You aren’t usually fighting over what you think you are fighting about.
In intimate relationships we are rarely fighting over the thing about which we think we are fighting. Your fight about money, kids, social distancing, and so on really is only about those things on the surface. Conflict is rarely about the content. What fuels conflict is the underlying beliefs and deeper emotions that get triggered. If I don’t trust that you see me or value my opinion, then that perspective is going to impact all of our conversations. Further, if I don’t trust myself, any indication that you don’t trust me will likely trigger me.
We all need safe and secure relationships. Our partner is our number one source. Because this need is primal, we will frequently be assessing our interactions to confirm whether we are safe and secure. If we grew up with a sense of security from our caregivers, we are more likely to believe we are safe and secure in adult relationships. If we did not, we will most likely struggle to feel secure with our partner.
The truth is, as human beings we are inherently insecure. This isn’t necessarily a bad thing because it does offer us some protection. We are interdependent beings, we are safer and stronger in relationship, with a tribe, or a pack. This instinct isn’t limited to humans. Observe any animal species and you will observe their interdependency. The key is learning to monitor and maintain connection in healthy ways and to avoid slipping into anxious or avoidant patterns of connection.
What you can do.
Here are a few ways in which you can more effectively respond to differences:
- Respect your partner’s perspective. Their point of view is valid, even if you don’t understand it. There are reasons we think and act the way we do so take the time to learn about the reasons.
- Seek to understand emotions before the facts. Don’t get hooked on the facts or the rules, because it’s really about what’s under the surface. If you are strict you are likely experiencing fear. If you are lax, you are probably seeking a sense of normalcy. Either side could be seeking a sense of control.
- Refrain from judgement. You might be tempted to name their lax approach as ignorance, or you might label their strict approach as paranoid. This isn’t helpful and likely completely untrue.
- Do not attempt to control your partner. Let them be them and you be you. Your partner might choose to go to the store and you might choose to stay home. In these circumstances it can be tough because we may be impacted by our partner’s choices. Yet we all need some degree of autonomy. Share your feelings with them instead.
- Compromise. Be mindful about how important going out, or staying home, really is to you. Is it worth causing discomfort or distress? Are you making the choice because it is important to you or because you want a sense of control? Be mindful of your motivation and consider the emotional costs.
What about the kids?
If your kids are old enough, share the information and guidelines with them, educate them about the spread, and keep them informed about the status of the virus. Let them be part of the conversation on how to practice social distancing. Empower them, as is age appropriate, to make their own decisions. If you don’t agree with their choices then keep talking to them. You may need to set some rules, but don’t do so without a lot of education first. In some cases you may need to say, “I’d like to know how you feel, but in the end we are going to call the shots.”

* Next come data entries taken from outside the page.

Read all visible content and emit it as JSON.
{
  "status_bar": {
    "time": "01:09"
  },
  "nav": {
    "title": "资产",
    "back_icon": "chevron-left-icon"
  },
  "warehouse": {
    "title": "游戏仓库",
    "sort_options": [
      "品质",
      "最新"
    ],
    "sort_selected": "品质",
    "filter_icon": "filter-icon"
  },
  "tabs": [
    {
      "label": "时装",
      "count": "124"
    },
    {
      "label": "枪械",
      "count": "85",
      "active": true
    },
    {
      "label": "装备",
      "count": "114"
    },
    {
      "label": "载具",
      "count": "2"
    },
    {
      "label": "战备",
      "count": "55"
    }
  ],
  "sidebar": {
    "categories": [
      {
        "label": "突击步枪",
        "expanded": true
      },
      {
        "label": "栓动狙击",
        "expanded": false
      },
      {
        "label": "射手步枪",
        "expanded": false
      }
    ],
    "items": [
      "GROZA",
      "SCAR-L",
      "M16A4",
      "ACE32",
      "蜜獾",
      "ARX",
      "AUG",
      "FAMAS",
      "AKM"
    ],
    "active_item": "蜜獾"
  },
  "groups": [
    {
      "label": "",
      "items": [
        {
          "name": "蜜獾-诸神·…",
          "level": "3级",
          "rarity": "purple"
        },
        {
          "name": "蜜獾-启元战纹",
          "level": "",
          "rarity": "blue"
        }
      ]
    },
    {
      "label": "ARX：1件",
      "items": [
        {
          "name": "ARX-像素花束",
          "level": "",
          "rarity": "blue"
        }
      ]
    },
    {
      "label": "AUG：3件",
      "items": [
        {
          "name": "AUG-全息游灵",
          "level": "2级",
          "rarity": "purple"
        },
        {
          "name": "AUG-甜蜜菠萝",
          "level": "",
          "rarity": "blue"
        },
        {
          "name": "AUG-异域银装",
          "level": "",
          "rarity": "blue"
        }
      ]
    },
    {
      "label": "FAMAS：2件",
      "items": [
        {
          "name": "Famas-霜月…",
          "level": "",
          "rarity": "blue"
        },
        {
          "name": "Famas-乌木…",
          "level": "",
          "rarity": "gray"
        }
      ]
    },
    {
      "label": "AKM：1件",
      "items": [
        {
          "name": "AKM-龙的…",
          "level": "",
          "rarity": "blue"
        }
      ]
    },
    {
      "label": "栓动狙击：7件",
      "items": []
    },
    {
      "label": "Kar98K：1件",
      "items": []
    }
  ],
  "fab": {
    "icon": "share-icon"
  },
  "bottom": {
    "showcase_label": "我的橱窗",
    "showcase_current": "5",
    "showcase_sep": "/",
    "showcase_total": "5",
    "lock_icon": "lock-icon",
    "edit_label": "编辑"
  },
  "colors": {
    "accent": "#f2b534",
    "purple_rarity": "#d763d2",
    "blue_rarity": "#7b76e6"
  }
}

Couples, parents, you’ve got this. You are loved and you are amazing! Always remember, support is just a phone call away. If you’d like help navigating these challenges as a parent or partner reach out to us today through the contact page.
ABOUT THE AUTHOR
LuAnn Oliver, LCSW is the founder and clinical director of Heartswell. She offers couples and individual therapy in Arlington, VA — and presently virtually anywhere in the state of Virginia. To learn more about her, send her a message, or schedule a phone consultation with her here.